● Try it: Where the lines below hold images, skip those and copy every word exactly.

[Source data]
--------------------
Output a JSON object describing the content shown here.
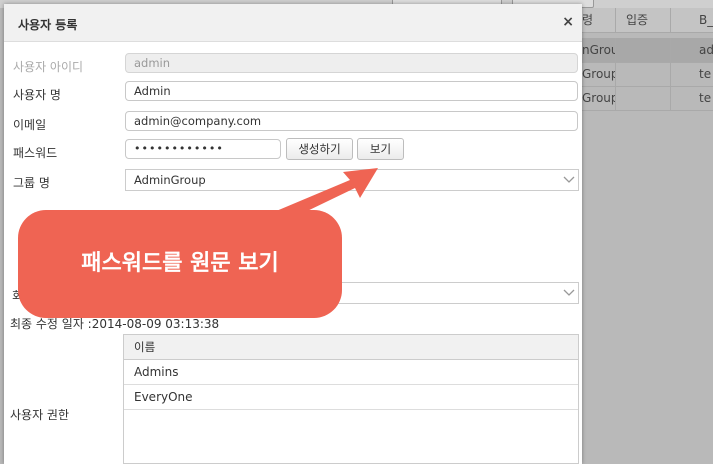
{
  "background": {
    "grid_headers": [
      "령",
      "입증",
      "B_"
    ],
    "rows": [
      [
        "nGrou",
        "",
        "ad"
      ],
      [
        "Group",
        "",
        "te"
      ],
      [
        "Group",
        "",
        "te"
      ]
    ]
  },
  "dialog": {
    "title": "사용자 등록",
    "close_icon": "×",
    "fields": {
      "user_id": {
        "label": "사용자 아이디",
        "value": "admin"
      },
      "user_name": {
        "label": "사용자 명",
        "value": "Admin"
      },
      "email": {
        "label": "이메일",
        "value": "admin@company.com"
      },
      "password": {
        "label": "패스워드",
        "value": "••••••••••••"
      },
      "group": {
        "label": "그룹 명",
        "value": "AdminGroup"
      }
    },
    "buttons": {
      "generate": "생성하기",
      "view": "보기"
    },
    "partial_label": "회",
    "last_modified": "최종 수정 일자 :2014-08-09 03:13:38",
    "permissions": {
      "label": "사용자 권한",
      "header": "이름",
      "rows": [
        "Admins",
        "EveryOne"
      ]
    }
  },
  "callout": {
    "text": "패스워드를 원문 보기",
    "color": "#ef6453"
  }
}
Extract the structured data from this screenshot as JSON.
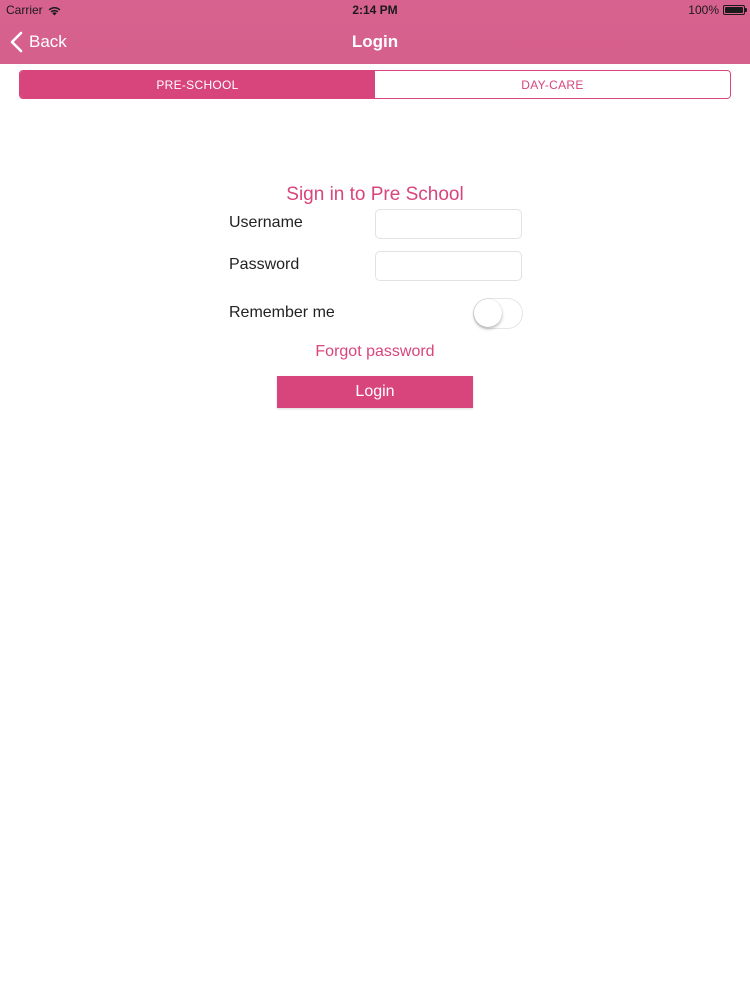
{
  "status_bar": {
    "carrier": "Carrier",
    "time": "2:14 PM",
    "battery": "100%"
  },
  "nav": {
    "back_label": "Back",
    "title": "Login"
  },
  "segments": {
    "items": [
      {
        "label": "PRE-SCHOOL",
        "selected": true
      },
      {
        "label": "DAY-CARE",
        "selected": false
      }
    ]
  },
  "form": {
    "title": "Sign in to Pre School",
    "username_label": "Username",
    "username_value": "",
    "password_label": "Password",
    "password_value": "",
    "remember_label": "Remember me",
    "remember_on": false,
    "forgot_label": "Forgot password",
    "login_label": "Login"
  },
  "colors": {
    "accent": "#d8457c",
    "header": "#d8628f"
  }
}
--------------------
● Result for this task:
Output a JSON object describing the content shown here.
{
  "background": {
    "grid_headers": [
      "령",
      "입증",
      "B_"
    ],
    "rows": [
      [
        "nGrou",
        "",
        "ad"
      ],
      [
        "Group",
        "",
        "te"
      ],
      [
        "Group",
        "",
        "te"
      ]
    ]
  },
  "dialog": {
    "title": "사용자 등록",
    "close_icon": "×",
    "fields": {
      "user_id": {
        "label": "사용자 아이디",
        "value": "admin"
      },
      "user_name": {
        "label": "사용자 명",
        "value": "Admin"
      },
      "email": {
        "label": "이메일",
        "value": "admin@company.com"
      },
      "password": {
        "label": "패스워드",
        "value": "••••••••••••"
      },
      "group": {
        "label": "그룹 명",
        "value": "AdminGroup"
      }
    },
    "buttons": {
      "generate": "생성하기",
      "view": "보기"
    },
    "partial_label": "회",
    "last_modified": "최종 수정 일자 :2014-08-09 03:13:38",
    "permissions": {
      "label": "사용자 권한",
      "header": "이름",
      "rows": [
        "Admins",
        "EveryOne"
      ]
    }
  },
  "callout": {
    "text": "패스워드를 원문 보기",
    "color": "#ef6453"
  }
}
Extract the structured data from this screenshot as JSON.
{
  "status_bar": {
    "carrier": "Carrier",
    "time": "2:14 PM",
    "battery": "100%"
  },
  "nav": {
    "back_label": "Back",
    "title": "Login"
  },
  "segments": {
    "items": [
      {
        "label": "PRE-SCHOOL",
        "selected": true
      },
      {
        "label": "DAY-CARE",
        "selected": false
      }
    ]
  },
  "form": {
    "title": "Sign in to Pre School",
    "username_label": "Username",
    "username_value": "",
    "password_label": "Password",
    "password_value": "",
    "remember_label": "Remember me",
    "remember_on": false,
    "forgot_label": "Forgot password",
    "login_label": "Login"
  },
  "colors": {
    "accent": "#d8457c",
    "header": "#d8628f"
  }
}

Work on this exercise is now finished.